Powered by NewsLook.com

Search ScienceDaily

Number of stories in archives: 140,361

Find with keyword(s):
Enter a keyword or phrase to search ScienceDaily for related topics and research stories.

Save/Print:
Share:

Breaking News:

Strange & Offbeat Stories


Space & Time

Matter & Energy

Computers & Math

In Other News

... from NewsDaily.com

Science News

Health News

Environment News

Technology News



Save/Print:
Share:

Free Subscriptions


Get the latest science news with ScienceDaily's free email newsletters, updated daily and weekly. Or view hourly updated newsfeeds in your RSS reader:

Get Social & Mobile

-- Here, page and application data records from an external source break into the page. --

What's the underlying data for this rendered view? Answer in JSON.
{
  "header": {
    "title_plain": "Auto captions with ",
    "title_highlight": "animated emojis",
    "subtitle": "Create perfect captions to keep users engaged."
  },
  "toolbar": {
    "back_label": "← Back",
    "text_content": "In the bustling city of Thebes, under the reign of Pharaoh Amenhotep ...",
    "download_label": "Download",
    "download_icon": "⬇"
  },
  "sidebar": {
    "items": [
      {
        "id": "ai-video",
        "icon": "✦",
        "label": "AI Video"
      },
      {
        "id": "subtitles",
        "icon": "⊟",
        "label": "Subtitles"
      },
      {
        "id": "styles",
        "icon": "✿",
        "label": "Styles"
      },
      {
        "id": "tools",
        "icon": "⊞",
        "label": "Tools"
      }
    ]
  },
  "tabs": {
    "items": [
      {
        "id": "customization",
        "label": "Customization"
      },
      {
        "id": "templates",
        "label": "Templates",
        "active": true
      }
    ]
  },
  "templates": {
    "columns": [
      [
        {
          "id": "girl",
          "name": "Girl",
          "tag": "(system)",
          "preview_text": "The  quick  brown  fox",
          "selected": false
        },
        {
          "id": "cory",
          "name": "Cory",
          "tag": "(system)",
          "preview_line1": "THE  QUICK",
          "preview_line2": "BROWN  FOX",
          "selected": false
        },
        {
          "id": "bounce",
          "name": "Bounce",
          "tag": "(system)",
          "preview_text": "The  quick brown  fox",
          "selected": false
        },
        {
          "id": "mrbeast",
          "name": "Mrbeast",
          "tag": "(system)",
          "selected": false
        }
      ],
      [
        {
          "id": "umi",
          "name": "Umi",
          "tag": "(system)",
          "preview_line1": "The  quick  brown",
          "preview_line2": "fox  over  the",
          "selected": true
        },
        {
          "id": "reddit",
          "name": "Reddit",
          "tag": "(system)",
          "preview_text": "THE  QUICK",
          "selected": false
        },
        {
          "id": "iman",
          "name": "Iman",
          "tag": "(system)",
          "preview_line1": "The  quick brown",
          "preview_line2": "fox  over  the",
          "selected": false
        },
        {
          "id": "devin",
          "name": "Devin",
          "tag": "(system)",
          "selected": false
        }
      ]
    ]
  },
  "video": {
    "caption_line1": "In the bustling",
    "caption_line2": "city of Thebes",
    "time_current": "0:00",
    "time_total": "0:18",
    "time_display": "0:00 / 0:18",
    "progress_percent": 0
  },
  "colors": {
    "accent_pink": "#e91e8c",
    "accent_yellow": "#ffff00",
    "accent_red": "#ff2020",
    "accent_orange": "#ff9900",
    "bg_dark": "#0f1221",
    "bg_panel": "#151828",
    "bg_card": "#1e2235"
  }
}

Keep up to date with the latest news from ScienceDaily via social networks and mobile apps:

Have Feedback?


Tell us what you think of ScienceDaily -- we welcome both positive and negative comments. Have any problems using the site? Questions?
Mobile: iPhone Android Web
Follow: Facebook Twitter Google+
Subscribe: RSS Feeds Email Newsletters
Latest Headlines Health & Medicine Mind & Brain Space & Time Matter & Energy Computers & Math Plants & Animals Earth & Climate Fossils & Ruins